This can be a flat-out lie.  Teachers and parents often work to inspire confidence in their children and students, even when the adults are very unsure of the truth of their statements.  Adults may have serious doubts that young people can, indeed, accomplish certain goals.  Yet the adults might tell the children that such goals are definitely, absolutely, 100% achievable.  It’s a lie.  But it is something good parents and teachers do.

3.) “I hate phonies.”

In our culture, many of the biggest truths are best understood through lies.  I’m no Salinger fan, but I still remember reading Catcher in the Rye in high school.  I remember Holden’s struggle with phonies.  It taught me important truths about the ways people interact with one another.  None of it was “true,” of course.  It was all fiction, all lies.  But my teacher taught me those lies.  And I’m very glad she did.

Our attitude about lying to young people can tell us a lot about our positions on key educational culture-war issues.  Professors Coyne and Simpson think it is not okay for young people to learn creationism or other religious falsehoods.  But that position doesn’t include room for the complexities of real education.  Adults lie to children all the time, for the children’s benefit.  Sometimes they do so deliberately.

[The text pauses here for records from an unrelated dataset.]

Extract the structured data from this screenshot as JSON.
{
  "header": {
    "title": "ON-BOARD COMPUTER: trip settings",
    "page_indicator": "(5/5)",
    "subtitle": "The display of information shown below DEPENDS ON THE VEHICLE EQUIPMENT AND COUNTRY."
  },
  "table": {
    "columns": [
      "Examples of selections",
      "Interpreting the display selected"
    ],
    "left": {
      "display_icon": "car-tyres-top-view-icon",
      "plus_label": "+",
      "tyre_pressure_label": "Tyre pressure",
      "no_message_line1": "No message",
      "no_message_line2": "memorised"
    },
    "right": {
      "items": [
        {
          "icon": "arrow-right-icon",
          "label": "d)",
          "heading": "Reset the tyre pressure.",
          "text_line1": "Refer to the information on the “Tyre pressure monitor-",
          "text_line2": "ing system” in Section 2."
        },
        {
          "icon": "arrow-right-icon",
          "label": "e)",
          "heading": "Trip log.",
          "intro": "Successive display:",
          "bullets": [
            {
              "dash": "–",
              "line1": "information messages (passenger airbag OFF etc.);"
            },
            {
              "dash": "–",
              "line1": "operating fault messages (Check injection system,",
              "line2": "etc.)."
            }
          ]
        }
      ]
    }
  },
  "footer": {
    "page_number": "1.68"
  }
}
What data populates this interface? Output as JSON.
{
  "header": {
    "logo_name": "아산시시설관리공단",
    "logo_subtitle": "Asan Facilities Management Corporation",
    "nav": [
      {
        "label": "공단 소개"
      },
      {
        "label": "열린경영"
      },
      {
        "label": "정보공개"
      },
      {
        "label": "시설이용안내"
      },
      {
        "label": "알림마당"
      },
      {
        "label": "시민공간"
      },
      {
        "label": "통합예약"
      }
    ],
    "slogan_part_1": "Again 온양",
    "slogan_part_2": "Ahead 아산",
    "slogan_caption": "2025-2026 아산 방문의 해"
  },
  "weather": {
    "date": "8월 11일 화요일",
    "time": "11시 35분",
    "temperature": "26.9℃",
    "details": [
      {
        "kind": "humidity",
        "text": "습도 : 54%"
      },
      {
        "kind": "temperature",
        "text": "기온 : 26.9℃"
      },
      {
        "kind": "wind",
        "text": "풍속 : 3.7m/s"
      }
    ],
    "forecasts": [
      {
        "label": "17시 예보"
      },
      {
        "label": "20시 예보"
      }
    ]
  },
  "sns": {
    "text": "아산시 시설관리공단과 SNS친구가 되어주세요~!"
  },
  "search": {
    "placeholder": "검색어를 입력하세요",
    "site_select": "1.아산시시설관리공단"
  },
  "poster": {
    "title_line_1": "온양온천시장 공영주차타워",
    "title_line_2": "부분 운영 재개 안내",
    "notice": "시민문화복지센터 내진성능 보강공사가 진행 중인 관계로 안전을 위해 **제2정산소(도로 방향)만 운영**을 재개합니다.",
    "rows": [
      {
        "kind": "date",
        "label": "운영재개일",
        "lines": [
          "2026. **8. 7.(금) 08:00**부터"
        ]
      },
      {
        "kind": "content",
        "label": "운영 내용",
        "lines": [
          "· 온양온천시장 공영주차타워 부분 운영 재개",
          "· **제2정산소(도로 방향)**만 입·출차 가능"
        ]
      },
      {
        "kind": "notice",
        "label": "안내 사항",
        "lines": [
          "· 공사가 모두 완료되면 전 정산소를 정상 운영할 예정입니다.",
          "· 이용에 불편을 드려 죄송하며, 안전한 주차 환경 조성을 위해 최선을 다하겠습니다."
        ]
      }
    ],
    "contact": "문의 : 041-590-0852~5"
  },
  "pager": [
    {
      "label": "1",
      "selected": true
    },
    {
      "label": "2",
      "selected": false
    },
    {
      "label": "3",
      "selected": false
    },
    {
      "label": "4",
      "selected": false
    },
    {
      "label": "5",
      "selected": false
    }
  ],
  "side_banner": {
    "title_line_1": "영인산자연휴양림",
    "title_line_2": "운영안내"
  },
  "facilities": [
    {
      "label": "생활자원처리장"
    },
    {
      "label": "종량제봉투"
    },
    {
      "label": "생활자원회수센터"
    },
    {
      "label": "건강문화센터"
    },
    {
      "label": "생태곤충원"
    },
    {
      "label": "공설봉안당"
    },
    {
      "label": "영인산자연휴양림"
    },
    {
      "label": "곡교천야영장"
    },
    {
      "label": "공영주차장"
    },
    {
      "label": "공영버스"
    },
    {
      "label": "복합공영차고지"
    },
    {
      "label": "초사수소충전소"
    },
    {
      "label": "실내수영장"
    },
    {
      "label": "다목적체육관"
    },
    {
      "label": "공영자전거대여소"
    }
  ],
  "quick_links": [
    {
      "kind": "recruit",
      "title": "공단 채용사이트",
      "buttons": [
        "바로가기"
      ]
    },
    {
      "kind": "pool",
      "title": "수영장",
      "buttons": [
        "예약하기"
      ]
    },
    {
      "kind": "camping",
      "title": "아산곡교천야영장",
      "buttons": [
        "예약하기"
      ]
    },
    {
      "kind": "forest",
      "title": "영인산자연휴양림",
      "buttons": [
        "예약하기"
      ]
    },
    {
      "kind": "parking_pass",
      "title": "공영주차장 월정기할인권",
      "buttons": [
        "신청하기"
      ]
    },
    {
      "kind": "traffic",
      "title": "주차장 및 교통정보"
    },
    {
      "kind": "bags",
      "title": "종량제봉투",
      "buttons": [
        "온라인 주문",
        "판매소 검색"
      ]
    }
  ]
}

But more often, adults tell children things that the adults think are true.  Creationists don’t set out to deceive their children; they hope instead to protect their children from the deceptions of mainstream science.

But what if we don’t agree that creationism is true?  Are those creationists guilty of lying to children?  Professor Simpson said yes.  Professor Coyne says yes.  Jonny Scaramanga, I’m guessing, would say yes.

I disagree.  Teaching children our core beliefs is not lying.  Even if I think those beliefs are untrue (and I do think young-earth creationist beliefs are untrue), parents who teach such things to their children are guilty of nothing more than educating their offspring.

There is no parental right more fundamental than that.